Christmas is the most ironic of holidays.  It is ostensibly a day of rest and spiritual nourishment where we talk about “peace on earth” and “goodwill to men.”  But my experience is that the day itself, and the weeks preceding it, can be noisy and cacophonous and desperate.  I’ve had Christmases where I’ve felt as if those Salvation Army bells are ringing right inside my head, blunting my appreciation of the festivities.

And for now I’d like to pull back for a little while, pull back from all the sounds and traffic in public places and all the preoccupations and preparations at home.   I’d like to return to things I learned about quiet when I was a kid.

One of my most vivid memories  of childhood – I must have been pretty young – is laying on my back under the Christmas tree, looking up at the familiar ornaments and the steady, glowing lights.  I remember that the room was dark and safe, and that there was nobody else around except the cat, sleeping.  It was a perfect haven.

And it was quiet.  It was not an ordinary quiet.  It was an enclosed quiet, very, very still, a quiet that was mysterious and complete and that must have been around since the beginning of time.  It felt like peace at its most distilled, its most concentrated.

And I was marked for life.

Then there was a more common kind of quiet I knew as a child, one that accompanied me on my solitary roamings in the fields near our house.  For hours I might not hear anything except the sounds of my steps in the brush, or the sounds of the occasional train in the distance, its wheels clacking on the trestles as it passed through town.   Against that neutral backdrop, I could be visited by all kinds of observations and hunches, and I could ask my own questions and find my own answers. Nothing interfered.  The space was open.

I would now describe this as the quiet of intuition and discernment, the quiet that prompts the findings of new connections and the reassessments of old ones.  It is the quiet that allows questions like “What makes sense to me?” or “What do I really want?”  When people refer to the voices of their muses, it’s this kind of quiet that lets those voices be heard.  We don’t need large tracts of solitude like I had when I was young, but nothing will happen if we’re too busy.

I know now that I was lucky to go into adulthood with these kinds of experiences of quiet under my belt.   Among other things they’ve provided a baseline by which to measure the considerable noise in my head.  Some of that noise is prompted by things in the environment, like news on the TV or music on the car radio.  But most noise is self-generated:  preoccupations and schemings, but more often just a general buzz.  Noise is natural, and it’s the human condition, but where does it get us?  I wonder, maybe, since all our minutes on this good green earth are borrowed, we might just slightly prefer quality of life over what we usually give ourselves.

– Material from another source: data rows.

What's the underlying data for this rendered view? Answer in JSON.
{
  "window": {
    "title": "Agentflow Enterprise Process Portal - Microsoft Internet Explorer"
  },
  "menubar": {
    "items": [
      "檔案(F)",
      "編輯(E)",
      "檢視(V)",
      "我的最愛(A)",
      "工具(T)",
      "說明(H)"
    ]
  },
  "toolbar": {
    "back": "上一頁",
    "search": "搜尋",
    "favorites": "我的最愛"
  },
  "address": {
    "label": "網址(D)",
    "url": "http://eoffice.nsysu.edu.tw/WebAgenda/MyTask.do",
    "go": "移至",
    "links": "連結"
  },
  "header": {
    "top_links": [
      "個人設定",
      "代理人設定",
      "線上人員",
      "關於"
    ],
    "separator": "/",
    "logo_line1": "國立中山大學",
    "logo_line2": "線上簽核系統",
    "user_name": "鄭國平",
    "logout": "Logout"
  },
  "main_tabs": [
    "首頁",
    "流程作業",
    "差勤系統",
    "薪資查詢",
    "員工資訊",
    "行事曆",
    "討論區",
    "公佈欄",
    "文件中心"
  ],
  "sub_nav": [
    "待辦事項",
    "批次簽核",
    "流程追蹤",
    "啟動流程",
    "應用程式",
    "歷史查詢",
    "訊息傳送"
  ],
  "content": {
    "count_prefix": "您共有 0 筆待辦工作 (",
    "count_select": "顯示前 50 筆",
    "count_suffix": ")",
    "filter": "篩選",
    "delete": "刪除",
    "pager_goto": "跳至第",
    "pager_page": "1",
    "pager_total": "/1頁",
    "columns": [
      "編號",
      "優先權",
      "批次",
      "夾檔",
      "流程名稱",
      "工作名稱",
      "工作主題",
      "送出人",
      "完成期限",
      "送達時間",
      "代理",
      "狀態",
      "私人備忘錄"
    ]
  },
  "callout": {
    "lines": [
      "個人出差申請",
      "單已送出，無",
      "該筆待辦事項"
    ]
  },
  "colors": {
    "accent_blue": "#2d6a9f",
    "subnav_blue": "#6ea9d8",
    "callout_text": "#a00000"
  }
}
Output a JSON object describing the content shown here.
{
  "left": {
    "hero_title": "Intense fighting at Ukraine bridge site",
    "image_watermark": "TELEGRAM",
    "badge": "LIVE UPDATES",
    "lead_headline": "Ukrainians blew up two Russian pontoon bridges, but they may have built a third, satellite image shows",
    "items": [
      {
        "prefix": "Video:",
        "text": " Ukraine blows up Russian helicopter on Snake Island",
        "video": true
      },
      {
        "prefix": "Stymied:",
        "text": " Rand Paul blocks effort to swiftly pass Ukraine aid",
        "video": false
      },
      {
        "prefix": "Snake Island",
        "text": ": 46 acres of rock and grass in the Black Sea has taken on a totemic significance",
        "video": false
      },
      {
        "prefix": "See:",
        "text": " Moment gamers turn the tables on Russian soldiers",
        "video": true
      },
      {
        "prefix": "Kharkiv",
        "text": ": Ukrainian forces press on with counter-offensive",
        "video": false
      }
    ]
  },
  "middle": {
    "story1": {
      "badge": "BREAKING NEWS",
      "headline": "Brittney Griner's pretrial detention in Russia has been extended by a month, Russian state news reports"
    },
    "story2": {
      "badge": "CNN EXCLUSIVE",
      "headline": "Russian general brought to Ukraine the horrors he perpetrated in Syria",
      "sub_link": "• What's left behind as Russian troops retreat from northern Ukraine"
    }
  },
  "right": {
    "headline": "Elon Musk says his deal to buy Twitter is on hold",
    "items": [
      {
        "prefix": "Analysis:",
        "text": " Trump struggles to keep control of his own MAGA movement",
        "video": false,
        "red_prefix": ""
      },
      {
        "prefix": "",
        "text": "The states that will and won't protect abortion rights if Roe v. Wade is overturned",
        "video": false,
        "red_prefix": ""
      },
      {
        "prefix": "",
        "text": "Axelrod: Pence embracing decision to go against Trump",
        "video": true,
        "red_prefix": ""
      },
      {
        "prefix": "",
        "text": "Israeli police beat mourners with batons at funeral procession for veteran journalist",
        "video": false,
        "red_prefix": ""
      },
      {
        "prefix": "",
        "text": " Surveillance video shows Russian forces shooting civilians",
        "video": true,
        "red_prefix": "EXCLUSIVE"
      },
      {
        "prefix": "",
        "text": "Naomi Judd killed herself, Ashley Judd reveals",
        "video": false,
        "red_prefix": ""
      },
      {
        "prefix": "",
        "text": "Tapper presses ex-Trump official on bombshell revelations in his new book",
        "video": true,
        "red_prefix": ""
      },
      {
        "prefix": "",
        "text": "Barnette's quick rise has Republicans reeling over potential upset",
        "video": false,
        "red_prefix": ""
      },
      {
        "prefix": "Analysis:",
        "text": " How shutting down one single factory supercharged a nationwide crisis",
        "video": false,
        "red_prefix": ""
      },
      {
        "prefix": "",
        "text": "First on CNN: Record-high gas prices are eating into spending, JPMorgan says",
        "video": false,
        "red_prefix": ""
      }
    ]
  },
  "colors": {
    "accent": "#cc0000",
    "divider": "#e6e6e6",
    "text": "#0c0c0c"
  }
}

And here’s a disturbing thought:  How are we supposed to find peace on earth if we can’t even find it inside our heads?  How do we change the world for the better if we don’t know who we are and what the truth is?  It takes both emotional generosity and skill to find these things.  And it takes subtle discernment to know when to go forward into the environment, and when to pull back into ourselves.  It’s not always clear, but sometimes it is clear.

Especially now I would like to pull back, maybe just for an hour or two, where there are no responsibilities, no distractions, no voices, no sounds.

It’s the closest I can get to something that’s not borrowed.